August 21, 2013 by Heather Wiatrowski
I’m pleased to announce that my lab has a paper out in Archives of Microbiology!
Here you can find a link to the paper.
The title of this paper is Identification of a possible respiratory arsenate reductase in Denitrovibrio
acetiphilus, a member of the phylum Deferribacteres.
This body of work began when members of my 2009 First Year Seminar class, Annotation of a Microbial Genome, identified a number of possible complex iron-sulfur molybdoenzymes (CISMs) in the genome of a strain of Denitrovibrio acetiphilus. These enzymes can be used by organisms to “breathe” compounds such as selenate, arsenate, perchlorate, dimethyl sulfoxide, and nitrate. We were working on this genome through the Joint Genome Institute’s Interpret a Genome for Education Program. I’ve had students collaborating with this project ever since, and can’t say enough wonderful things about the program.

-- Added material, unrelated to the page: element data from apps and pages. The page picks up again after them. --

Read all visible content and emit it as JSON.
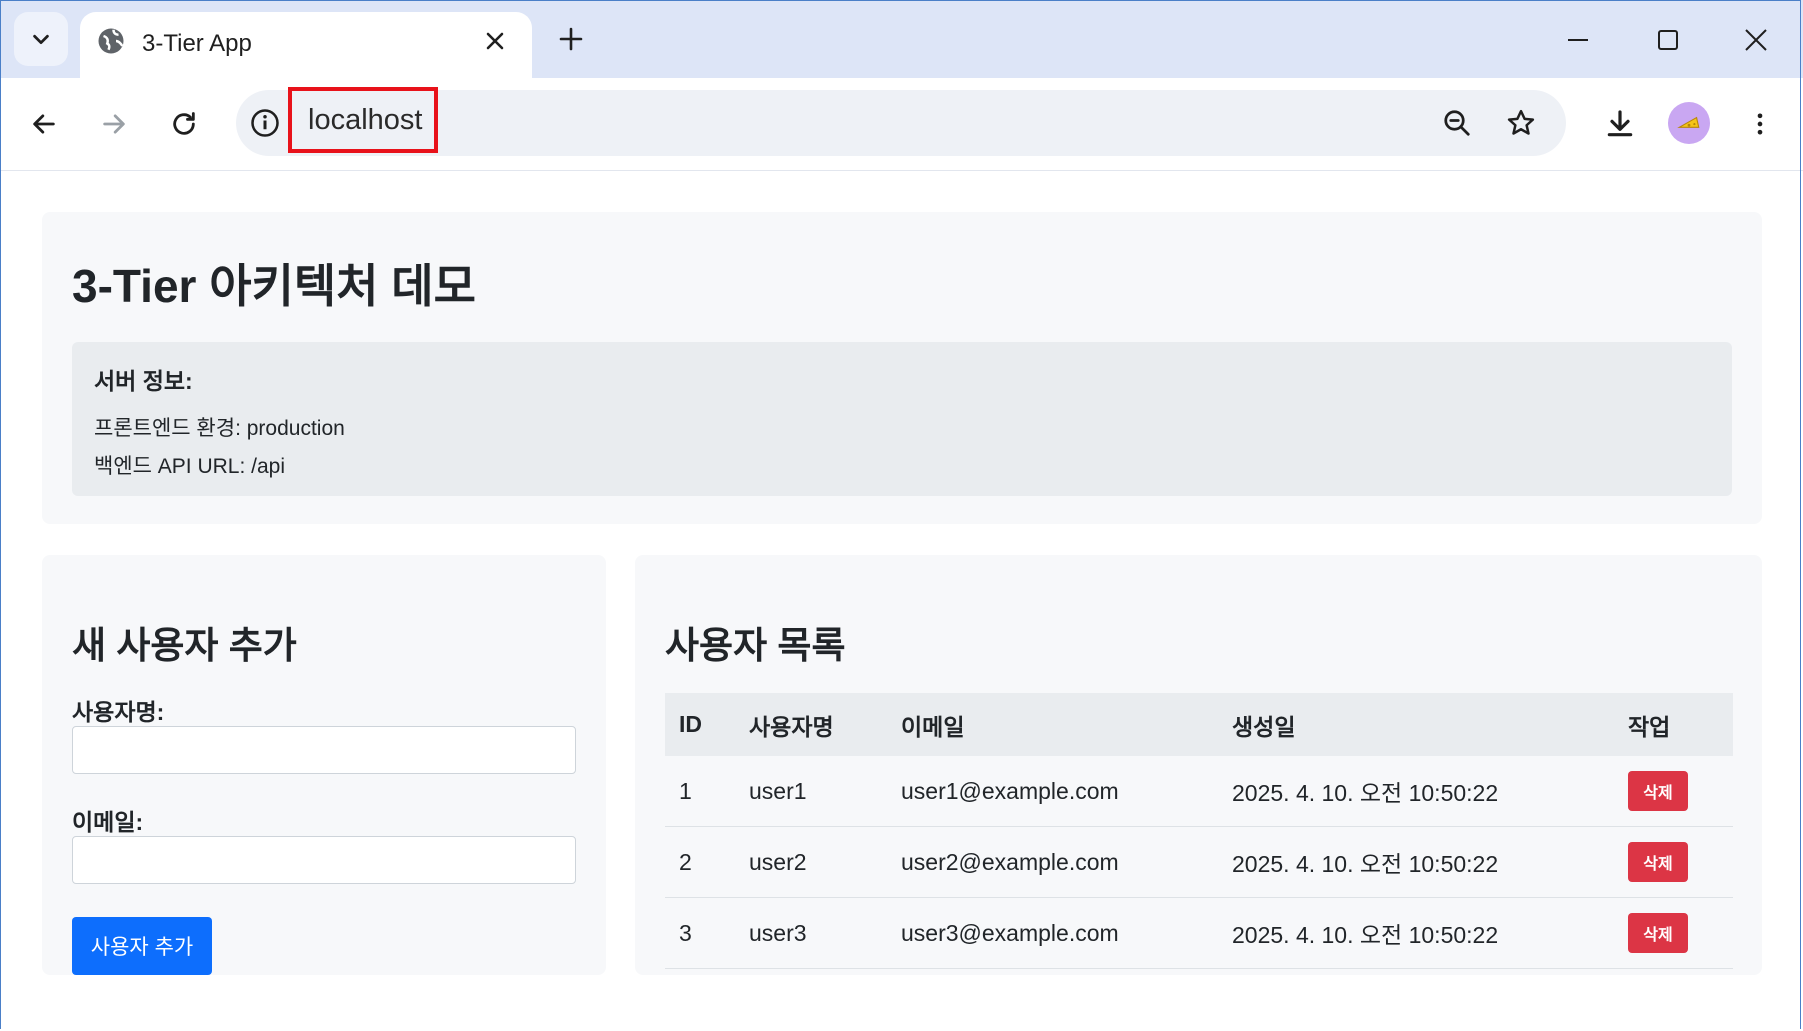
{
  "browser": {
    "tab_title": "3-Tier App",
    "url": "localhost",
    "colors": {
      "tabstrip": "#dde5f7",
      "highlight": "#e8121a"
    }
  },
  "page": {
    "title": "3-Tier 아키텍처 데모",
    "server_info": {
      "heading": "서버 정보:",
      "frontend_env": "프론트엔드 환경: production",
      "backend_url": "백엔드 API URL: /api"
    },
    "form": {
      "title": "새 사용자 추가",
      "username_label": "사용자명:",
      "username_value": "",
      "email_label": "이메일:",
      "email_value": "",
      "submit_label": "사용자 추가"
    },
    "list": {
      "title": "사용자 목록",
      "headers": [
        "ID",
        "사용자명",
        "이메일",
        "생성일",
        "작업"
      ],
      "rows": [
        {
          "id": "1",
          "username": "user1",
          "email": "user1@example.com",
          "created": "2025. 4. 10. 오전 10:50:22",
          "action": "삭제"
        },
        {
          "id": "2",
          "username": "user2",
          "email": "user2@example.com",
          "created": "2025. 4. 10. 오전 10:50:22",
          "action": "삭제"
        },
        {
          "id": "3",
          "username": "user3",
          "email": "user3@example.com",
          "created": "2025. 4. 10. 오전 10:50:22",
          "action": "삭제"
        }
      ]
    },
    "colors": {
      "primary": "#0d6efd",
      "danger": "#dc3545"
    }
  }
}
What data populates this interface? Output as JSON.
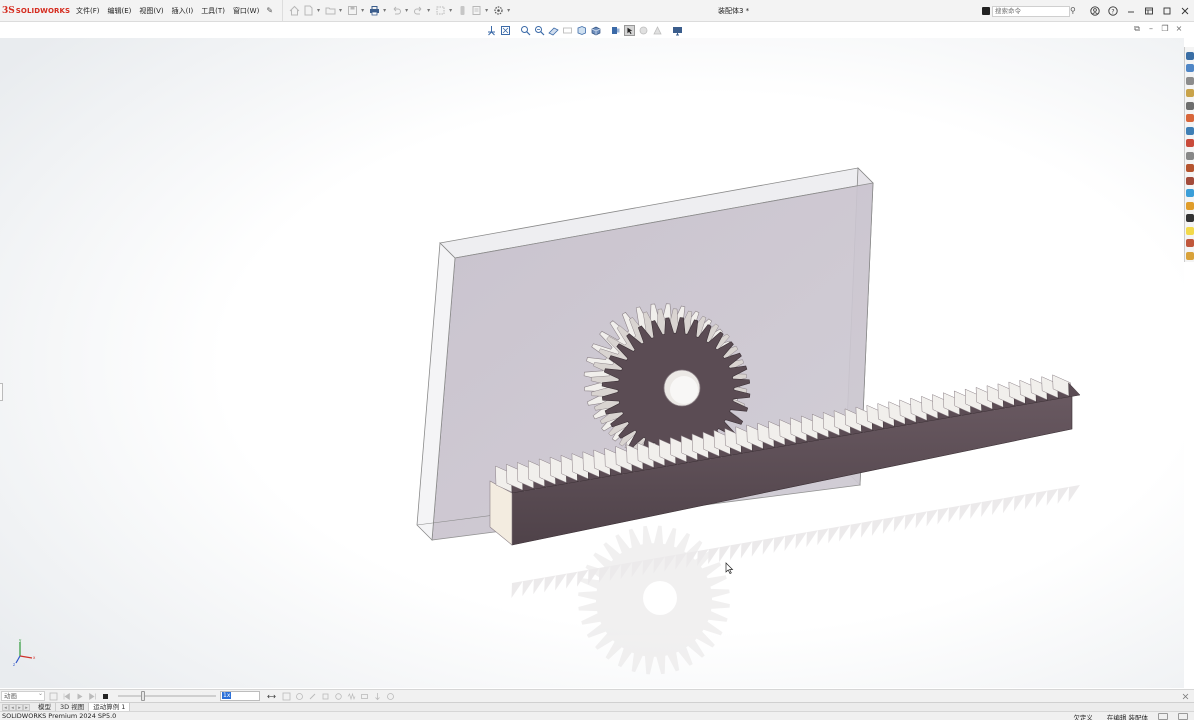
{
  "app": {
    "brand": "SOLIDWORKS",
    "document_title": "装配体3 *",
    "menus": [
      "文件(F)",
      "编辑(E)",
      "视图(V)",
      "插入(I)",
      "工具(T)",
      "窗口(W)"
    ]
  },
  "search": {
    "placeholder": "搜索命令"
  },
  "window_controls": [
    "user-icon",
    "help-icon",
    "minimize-icon",
    "restore-icon",
    "maximize-icon",
    "close-icon"
  ],
  "motion": {
    "study_type": "动画",
    "playback_speed": "1x",
    "timeline_fraction": 0.25
  },
  "tabs": [
    {
      "label": "模型",
      "active": false
    },
    {
      "label": "3D 视图",
      "active": false
    },
    {
      "label": "运动算例 1",
      "active": true
    }
  ],
  "status": {
    "app_version": "SOLIDWORKS Premium 2024 SP5.0",
    "definition_state": "欠定义",
    "editing_state": "在编辑 装配体"
  },
  "colors": {
    "brand_red": "#d52b1e",
    "gear_dark": "#5b4c54",
    "gear_light": "#f1efec",
    "plate_tint": "#c9c3ce",
    "selection_blue": "#2a6fd8"
  }
}
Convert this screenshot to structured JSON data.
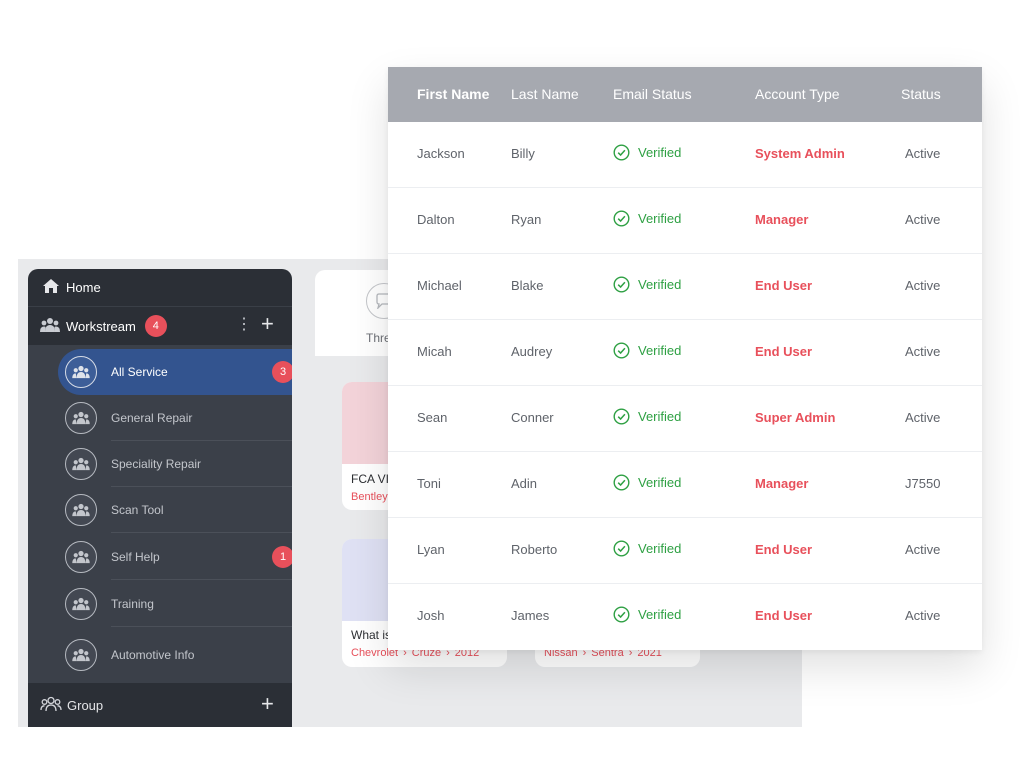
{
  "sidebar": {
    "home_label": "Home",
    "workstream_label": "Workstream",
    "workstream_badge": "4",
    "items": [
      {
        "label": "All Service",
        "badge": "3",
        "active": true
      },
      {
        "label": "General Repair"
      },
      {
        "label": "Speciality Repair"
      },
      {
        "label": "Scan Tool"
      },
      {
        "label": "Self Help",
        "badge": "1"
      },
      {
        "label": "Training"
      },
      {
        "label": "Automotive Info"
      }
    ],
    "group_label": "Group"
  },
  "content": {
    "threads_label": "Thre",
    "cards": [
      {
        "title": "FCA VI",
        "meta": [
          "Bentley"
        ],
        "thumb_color": "#f3d3d9"
      },
      {
        "title": "What is",
        "meta": [
          "Chevrolet",
          "Cruze",
          "2012"
        ],
        "thumb_color": "#dfe1f4"
      },
      {
        "title": "",
        "meta": [
          "Nissan",
          "Sentra",
          "2021"
        ],
        "thumb_color": ""
      }
    ]
  },
  "table": {
    "columns": [
      "First Name",
      "Last Name",
      "Email Status",
      "Account Type",
      "Status"
    ],
    "rows": [
      {
        "first": "Jackson",
        "last": "Billy",
        "email": "Verified",
        "account": "System Admin",
        "status": "Active"
      },
      {
        "first": "Dalton",
        "last": "Ryan",
        "email": "Verified",
        "account": "Manager",
        "status": "Active"
      },
      {
        "first": "Michael",
        "last": "Blake",
        "email": "Verified",
        "account": "End User",
        "status": "Active"
      },
      {
        "first": "Micah",
        "last": "Audrey",
        "email": "Verified",
        "account": "End User",
        "status": "Active"
      },
      {
        "first": "Sean",
        "last": "Conner",
        "email": "Verified",
        "account": "Super Admin",
        "status": "Active"
      },
      {
        "first": "Toni",
        "last": "Adin",
        "email": "Verified",
        "account": "Manager",
        "status": "J7550"
      },
      {
        "first": "Lyan",
        "last": "Roberto",
        "email": "Verified",
        "account": "End User",
        "status": "Active"
      },
      {
        "first": "Josh",
        "last": "James",
        "email": "Verified",
        "account": "End User",
        "status": "Active"
      }
    ]
  },
  "colors": {
    "accent_red": "#e8505b",
    "verified_green": "#2ea043",
    "active_blue": "#33548f",
    "header_gray": "#a6a9b0"
  },
  "icons": {
    "home": "home-icon",
    "workstream": "team-icon",
    "group": "group-icon",
    "verified": "check-circle-icon",
    "threads": "chat-bubble-icon"
  }
}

Based on our in silico results, we hypothesized that Denitrovibrio acetiphilus would be able to use arsenate, selenate, and dimethyl sulfoxide as terminal electron acceptors. Kyle Denton demonstrated that the organism could grow with these terminal electron acceptors provided, and demonstrated reduction of arsenate to arsenite in growing cultures. He then determined that the gene identified by our first year students as a possible arsenate reductase was induced in the presence of arsenate.
This has really been a fun project to work on, because I’ve been able to see all my students develop. Kyle used this as part of his master’s thesis, and did such a great job writing it that I barely had to bug him for details during the writing process. He’s working on a PhD at the University of Connecticut right now.
It was also a joy to work with the first year students, and engage entering students in “real” research. Many students from my cohort have gone on to do research in other faculty members labs, and I think about half of them are currently in our master’s program.
I’m so proud of everyone involved in this project! Thanks, folks!